My first two months in PR

June 2016

Share

The best laid plans sometimes go awry – and, in my case, I’m glad they did.

I had my goals and ambitions in complete focus. The plan was easy – study films and one day become a film director. At least that was the dream since I was 14. Little did I know my plans were going to change at 23.


Frankly, I really had no idea what public relations was until a visit to Bombay in India changed my life. I landed with a job as PR assistant in a very hip film production house, in my mind the first step to finding work as an assistant director.


The more I learned about PR the more I fell in love with it. I enjoyed it all - from buying coffees to liaising with media to promoting films and designing billboards. So yes, my passion for the industry grew, purely by chance. The next thing I know, I was back in Auckland studying Bachelor of Communications at the age of 24.


As I pulled up on my first day at Pead PR I had mixed feelings; nervous, anticipation, enthusiasm and excitement were all there. At last I was taking my first leap in to the real PR world - I had been aspiring to work for Pead PR; and no, I'm not biased.


I have to thank my amazing team for making me feel right at home and being always so patient with me. PR is collaborative work and when you have great workmates, nothing is impossible.


Now I'm two months in as a Junior Account Executive (JAE) for the lifestyle team. I feel a lot more confident, even more excited and I can definitely confirm – I love my job.


I feel as though I could write endlessly about all the things I have learned so far. But let me just share a few of the PR industry-related titbits I have picked up in first couple of months.


Get acquainted with your local media

  • Do your research. Learn about the local media and most importantly keep up with current affairs. It is essential that you are aware of things and keeping yourself up to date. After all PR is all about managing and building relationships. You need to know and have enough understanding of who you are dealing with. Remember, it is all about who you know.
  • Learn about top bloggers. You need to be quick. When your account manager or director asks you to forward a few names for a campaign, you need to be quick at naming bloggers. Although, I am big on social media, I had not familiarised myself with local bloggers and really didn’t understand their importance in PR.

 

Don't be afraid to ask questions

  • The more you observe and ask, the more you will learn, eternal rule – period.

 

Stay fit

  • Much of your performance is dependent on your well-being. If your health isn't in your favour, the work will not be either.
  • Go for walks – I try going twice daily with my colleagues. Not only do you get some exercise, but it’s one of the best ways to bond with your workmates.
  • I also try and add 15-20 mins of Yoga ritual daily - what works for me is the discipline of waking up early, doing Yoga and having a power breakfast.

 

Be well organised

  • What really works for me is creating a daily 'to do' list. This helps me focus on my priorities and decide whether or not I can take more responsibilities.
  • Be on top of the game – That doesn't mean I always get done with all my tasks, but it helps reduce the clutter and the stress.
  • PR is one job that will certainly develop your organisational skills.

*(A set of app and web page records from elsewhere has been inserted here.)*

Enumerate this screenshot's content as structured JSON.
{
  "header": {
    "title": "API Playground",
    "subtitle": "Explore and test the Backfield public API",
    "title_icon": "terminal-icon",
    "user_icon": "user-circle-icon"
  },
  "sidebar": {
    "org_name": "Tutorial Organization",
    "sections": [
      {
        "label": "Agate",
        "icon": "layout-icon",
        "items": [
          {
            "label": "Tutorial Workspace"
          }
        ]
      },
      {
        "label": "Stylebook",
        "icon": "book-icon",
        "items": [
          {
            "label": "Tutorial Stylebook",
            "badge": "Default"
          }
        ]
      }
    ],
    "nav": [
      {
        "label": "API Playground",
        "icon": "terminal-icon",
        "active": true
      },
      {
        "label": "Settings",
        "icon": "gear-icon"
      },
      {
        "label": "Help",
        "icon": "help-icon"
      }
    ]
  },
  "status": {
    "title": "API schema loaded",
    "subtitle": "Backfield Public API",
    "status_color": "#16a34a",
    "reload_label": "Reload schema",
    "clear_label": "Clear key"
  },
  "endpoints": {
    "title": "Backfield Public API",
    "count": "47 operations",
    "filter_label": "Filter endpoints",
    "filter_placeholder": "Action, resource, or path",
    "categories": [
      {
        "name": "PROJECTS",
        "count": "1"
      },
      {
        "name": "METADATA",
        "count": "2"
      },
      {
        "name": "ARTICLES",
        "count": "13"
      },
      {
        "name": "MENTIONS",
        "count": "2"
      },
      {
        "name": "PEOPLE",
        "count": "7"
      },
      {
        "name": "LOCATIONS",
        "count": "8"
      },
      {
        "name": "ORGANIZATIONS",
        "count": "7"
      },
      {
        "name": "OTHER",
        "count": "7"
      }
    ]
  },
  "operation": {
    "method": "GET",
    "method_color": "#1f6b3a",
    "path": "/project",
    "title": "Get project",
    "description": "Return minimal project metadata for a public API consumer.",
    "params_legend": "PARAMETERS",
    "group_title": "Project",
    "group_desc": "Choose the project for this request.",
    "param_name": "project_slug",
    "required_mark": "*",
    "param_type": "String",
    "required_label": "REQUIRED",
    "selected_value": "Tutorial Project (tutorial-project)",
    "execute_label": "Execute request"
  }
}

If you’re not organsied, you are in the wrong field!

 

Academic vs practical

  • My degree has given me a great foundation in communications in many aspects. However, even the three years of University didn't prepare me for the basic essential skills to start at an entry level.
  • School doesn't teach you all the nitty-gritty tasks such as how to charge agency time.
  • I have learnt the importance of 'clippings'. Learn now how important they are in the reporting process if you don't know what clippings are.
  • How to write e-alerts (still an ongoing learning process).
  • No matter how minuscule some work might seem, such as keeping your eyes out for emerging bloggers, new media people and of course adding them to your media databases – these are all the skills that will shape you to becoming a better PR executive.

 

No two days are alike

  • What I also love about my job is no two days are the same. Yes, you will have days where you make a mistake and wonder why you chose the PR career path. But don't be alarmed because it's a learning curve and when you do get rewarded or even just receive that simple ‘well done' from your boss, it’s all worth it. Remember, patience is the virtue.

 

I am still a PR infant and I have so much to learn, but my passion and love for this job is as strong as the day I first joined. The anticipation of growing more in this industry is what determines my passion for public relations.

 

Dhwani Dave